(PROBLEM DESCRIPTION) Reproduce all of the data exactly.

····················

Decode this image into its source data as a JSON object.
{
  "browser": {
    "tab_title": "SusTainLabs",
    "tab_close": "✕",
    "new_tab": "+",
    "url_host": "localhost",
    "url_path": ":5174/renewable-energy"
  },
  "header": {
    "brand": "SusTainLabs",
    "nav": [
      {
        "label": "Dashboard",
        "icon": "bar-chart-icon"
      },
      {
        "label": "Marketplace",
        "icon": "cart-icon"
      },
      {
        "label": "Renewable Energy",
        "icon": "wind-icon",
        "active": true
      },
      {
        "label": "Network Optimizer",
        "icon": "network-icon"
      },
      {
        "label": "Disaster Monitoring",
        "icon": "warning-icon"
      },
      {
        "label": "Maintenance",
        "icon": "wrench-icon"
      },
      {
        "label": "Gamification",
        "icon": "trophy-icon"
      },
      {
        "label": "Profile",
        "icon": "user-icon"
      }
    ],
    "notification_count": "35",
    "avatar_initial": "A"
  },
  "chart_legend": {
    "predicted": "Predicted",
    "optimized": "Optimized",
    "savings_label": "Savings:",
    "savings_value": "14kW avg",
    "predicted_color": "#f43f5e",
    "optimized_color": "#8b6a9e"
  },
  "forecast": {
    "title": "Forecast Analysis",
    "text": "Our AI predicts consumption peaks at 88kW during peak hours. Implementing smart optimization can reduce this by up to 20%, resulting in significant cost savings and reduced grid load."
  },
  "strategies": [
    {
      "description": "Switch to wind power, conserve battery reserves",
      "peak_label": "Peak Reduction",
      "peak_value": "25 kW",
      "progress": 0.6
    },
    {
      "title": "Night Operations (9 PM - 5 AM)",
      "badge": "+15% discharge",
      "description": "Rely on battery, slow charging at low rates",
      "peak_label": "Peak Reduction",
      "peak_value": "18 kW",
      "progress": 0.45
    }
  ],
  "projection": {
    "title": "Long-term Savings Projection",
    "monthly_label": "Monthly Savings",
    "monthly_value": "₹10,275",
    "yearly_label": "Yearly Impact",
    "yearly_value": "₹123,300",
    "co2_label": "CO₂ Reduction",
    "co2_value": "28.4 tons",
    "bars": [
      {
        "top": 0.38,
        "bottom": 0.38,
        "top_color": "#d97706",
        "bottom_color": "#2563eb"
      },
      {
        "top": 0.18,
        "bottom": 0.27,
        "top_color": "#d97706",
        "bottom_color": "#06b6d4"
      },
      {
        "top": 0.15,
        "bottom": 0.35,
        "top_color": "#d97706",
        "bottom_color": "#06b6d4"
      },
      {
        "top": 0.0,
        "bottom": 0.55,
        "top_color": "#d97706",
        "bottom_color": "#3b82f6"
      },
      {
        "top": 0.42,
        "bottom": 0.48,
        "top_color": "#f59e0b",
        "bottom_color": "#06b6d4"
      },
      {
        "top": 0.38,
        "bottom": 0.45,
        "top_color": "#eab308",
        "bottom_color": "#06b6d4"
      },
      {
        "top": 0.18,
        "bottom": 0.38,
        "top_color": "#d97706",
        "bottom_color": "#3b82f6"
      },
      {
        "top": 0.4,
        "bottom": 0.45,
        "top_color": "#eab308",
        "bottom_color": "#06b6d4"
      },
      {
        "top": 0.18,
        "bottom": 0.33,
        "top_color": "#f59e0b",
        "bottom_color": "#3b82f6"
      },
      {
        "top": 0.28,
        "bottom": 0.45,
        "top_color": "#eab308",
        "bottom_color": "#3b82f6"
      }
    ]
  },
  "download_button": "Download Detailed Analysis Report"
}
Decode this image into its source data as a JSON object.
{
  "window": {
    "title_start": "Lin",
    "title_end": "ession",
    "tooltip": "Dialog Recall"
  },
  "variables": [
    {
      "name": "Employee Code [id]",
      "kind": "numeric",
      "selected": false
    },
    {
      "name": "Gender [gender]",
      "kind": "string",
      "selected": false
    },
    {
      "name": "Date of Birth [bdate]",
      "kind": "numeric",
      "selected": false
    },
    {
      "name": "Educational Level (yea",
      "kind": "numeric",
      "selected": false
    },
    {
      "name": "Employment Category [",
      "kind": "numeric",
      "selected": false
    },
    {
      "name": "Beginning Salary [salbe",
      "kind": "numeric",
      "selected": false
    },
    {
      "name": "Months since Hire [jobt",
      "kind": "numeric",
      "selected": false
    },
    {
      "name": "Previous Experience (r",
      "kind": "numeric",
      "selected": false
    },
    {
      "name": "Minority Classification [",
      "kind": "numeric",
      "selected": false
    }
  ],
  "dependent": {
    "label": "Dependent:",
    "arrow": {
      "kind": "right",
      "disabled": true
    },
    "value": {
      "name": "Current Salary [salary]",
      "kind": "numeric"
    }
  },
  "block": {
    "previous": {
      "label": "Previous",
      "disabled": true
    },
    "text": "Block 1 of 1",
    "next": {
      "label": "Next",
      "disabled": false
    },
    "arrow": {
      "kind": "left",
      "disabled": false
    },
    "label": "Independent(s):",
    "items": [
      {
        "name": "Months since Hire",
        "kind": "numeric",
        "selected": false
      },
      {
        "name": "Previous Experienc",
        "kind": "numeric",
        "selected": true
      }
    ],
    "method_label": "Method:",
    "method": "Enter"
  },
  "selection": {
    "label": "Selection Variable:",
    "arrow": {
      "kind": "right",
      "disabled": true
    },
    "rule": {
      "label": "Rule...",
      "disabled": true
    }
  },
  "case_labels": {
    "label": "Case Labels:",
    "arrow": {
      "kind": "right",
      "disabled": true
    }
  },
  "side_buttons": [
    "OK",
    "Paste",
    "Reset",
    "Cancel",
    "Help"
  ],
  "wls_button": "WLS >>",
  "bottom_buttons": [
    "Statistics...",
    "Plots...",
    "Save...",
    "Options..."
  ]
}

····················

(RESPONSE FOR THIS EXERCISE)
Decode this image into its source data as a JSON object.
{
  "browser": {
    "tab_title": "SusTainLabs",
    "tab_close": "✕",
    "new_tab": "+",
    "url_host": "localhost",
    "url_path": ":5174/renewable-energy"
  },
  "header": {
    "brand": "SusTainLabs",
    "nav": [
      {
        "label": "Dashboard",
        "icon": "bar-chart-icon"
      },
      {
        "label": "Marketplace",
        "icon": "cart-icon"
      },
      {
        "label": "Renewable Energy",
        "icon": "wind-icon",
        "active": true
      },
      {
        "label": "Network Optimizer",
        "icon": "network-icon"
      },
      {
        "label": "Disaster Monitoring",
        "icon": "warning-icon"
      },
      {
        "label": "Maintenance",
        "icon": "wrench-icon"
      },
      {
        "label": "Gamification",
        "icon": "trophy-icon"
      },
      {
        "label": "Profile",
        "icon": "user-icon"
      }
    ],
    "notification_count": "35",
    "avatar_initial": "A"
  },
  "chart_legend": {
    "predicted": "Predicted",
    "optimized": "Optimized",
    "savings_label": "Savings:",
    "savings_value": "14kW avg",
    "predicted_color": "#f43f5e",
    "optimized_color": "#8b6a9e"
  },
  "forecast": {
    "title": "Forecast Analysis",
    "text": "Our AI predicts consumption peaks at 88kW during peak hours. Implementing smart optimization can reduce this by up to 20%, resulting in significant cost savings and reduced grid load."
  },
  "strategies": [
    {
      "description": "Switch to wind power, conserve battery reserves",
      "peak_label": "Peak Reduction",
      "peak_value": "25 kW",
      "progress": 0.6
    },
    {
      "title": "Night Operations (9 PM - 5 AM)",
      "badge": "+15% discharge",
      "description": "Rely on battery, slow charging at low rates",
      "peak_label": "Peak Reduction",
      "peak_value": "18 kW",
      "progress": 0.45
    }
  ],
  "projection": {
    "title": "Long-term Savings Projection",
    "monthly_label": "Monthly Savings",
    "monthly_value": "₹10,275",
    "yearly_label": "Yearly Impact",
    "yearly_value": "₹123,300",
    "co2_label": "CO₂ Reduction",
    "co2_value": "28.4 tons",
    "bars": [
      {
        "top": 0.38,
        "bottom": 0.38,
        "top_color": "#d97706",
        "bottom_color": "#2563eb"
      },
      {
        "top": 0.18,
        "bottom": 0.27,
        "top_color": "#d97706",
        "bottom_color": "#06b6d4"
      },
      {
        "top": 0.15,
        "bottom": 0.35,
        "top_color": "#d97706",
        "bottom_color": "#06b6d4"
      },
      {
        "top": 0.0,
        "bottom": 0.55,
        "top_color": "#d97706",
        "bottom_color": "#3b82f6"
      },
      {
        "top": 0.42,
        "bottom": 0.48,
        "top_color": "#f59e0b",
        "bottom_color": "#06b6d4"
      },
      {
        "top": 0.38,
        "bottom": 0.45,
        "top_color": "#eab308",
        "bottom_color": "#06b6d4"
      },
      {
        "top": 0.18,
        "bottom": 0.38,
        "top_color": "#d97706",
        "bottom_color": "#3b82f6"
      },
      {
        "top": 0.4,
        "bottom": 0.45,
        "top_color": "#eab308",
        "bottom_color": "#06b6d4"
      },
      {
        "top": 0.18,
        "bottom": 0.33,
        "top_color": "#f59e0b",
        "bottom_color": "#3b82f6"
      },
      {
        "top": 0.28,
        "bottom": 0.45,
        "top_color": "#eab308",
        "bottom_color": "#3b82f6"
      }
    ]
  },
  "download_button": "Download Detailed Analysis Report"
}
Decode this image into its source data as a JSON object.
{
  "window": {
    "title_start": "Lin",
    "title_end": "ession",
    "tooltip": "Dialog Recall"
  },
  "variables": [
    {
      "name": "Employee Code [id]",
      "kind": "numeric",
      "selected": false
    },
    {
      "name": "Gender [gender]",
      "kind": "string",
      "selected": false
    },
    {
      "name": "Date of Birth [bdate]",
      "kind": "numeric",
      "selected": false
    },
    {
      "name": "Educational Level (yea",
      "kind": "numeric",
      "selected": false
    },
    {
      "name": "Employment Category [",
      "kind": "numeric",
      "selected": false
    },
    {
      "name": "Beginning Salary [salbe",
      "kind": "numeric",
      "selected": false
    },
    {
      "name": "Months since Hire [jobt",
      "kind": "numeric",
      "selected": false
    },
    {
      "name": "Previous Experience (r",
      "kind": "numeric",
      "selected": false
    },
    {
      "name": "Minority Classification [",
      "kind": "numeric",
      "selected": false
    }
  ],
  "dependent": {
    "label": "Dependent:",
    "arrow": {
      "kind": "right",
      "disabled": true
    },
    "value": {
      "name": "Current Salary [salary]",
      "kind": "numeric"
    }
  },
  "block": {
    "previous": {
      "label": "Previous",
      "disabled": true
    },
    "text": "Block 1 of 1",
    "next": {
      "label": "Next",
      "disabled": false
    },
    "arrow": {
      "kind": "left",
      "disabled": false
    },
    "label": "Independent(s):",
    "items": [
      {
        "name": "Months since Hire",
        "kind": "numeric",
        "selected": false
      },
      {
        "name": "Previous Experienc",
        "kind": "numeric",
        "selected": true
      }
    ],
    "method_label": "Method:",
    "method": "Enter"
  },
  "selection": {
    "label": "Selection Variable:",
    "arrow": {
      "kind": "right",
      "disabled": true
    },
    "rule": {
      "label": "Rule...",
      "disabled": true
    }
  },
  "case_labels": {
    "label": "Case Labels:",
    "arrow": {
      "kind": "right",
      "disabled": true
    }
  },
  "side_buttons": [
    "OK",
    "Paste",
    "Reset",
    "Cancel",
    "Help"
  ],
  "wls_button": "WLS >>",
  "bottom_buttons": [
    "Statistics...",
    "Plots...",
    "Save...",
    "Options..."
  ]
}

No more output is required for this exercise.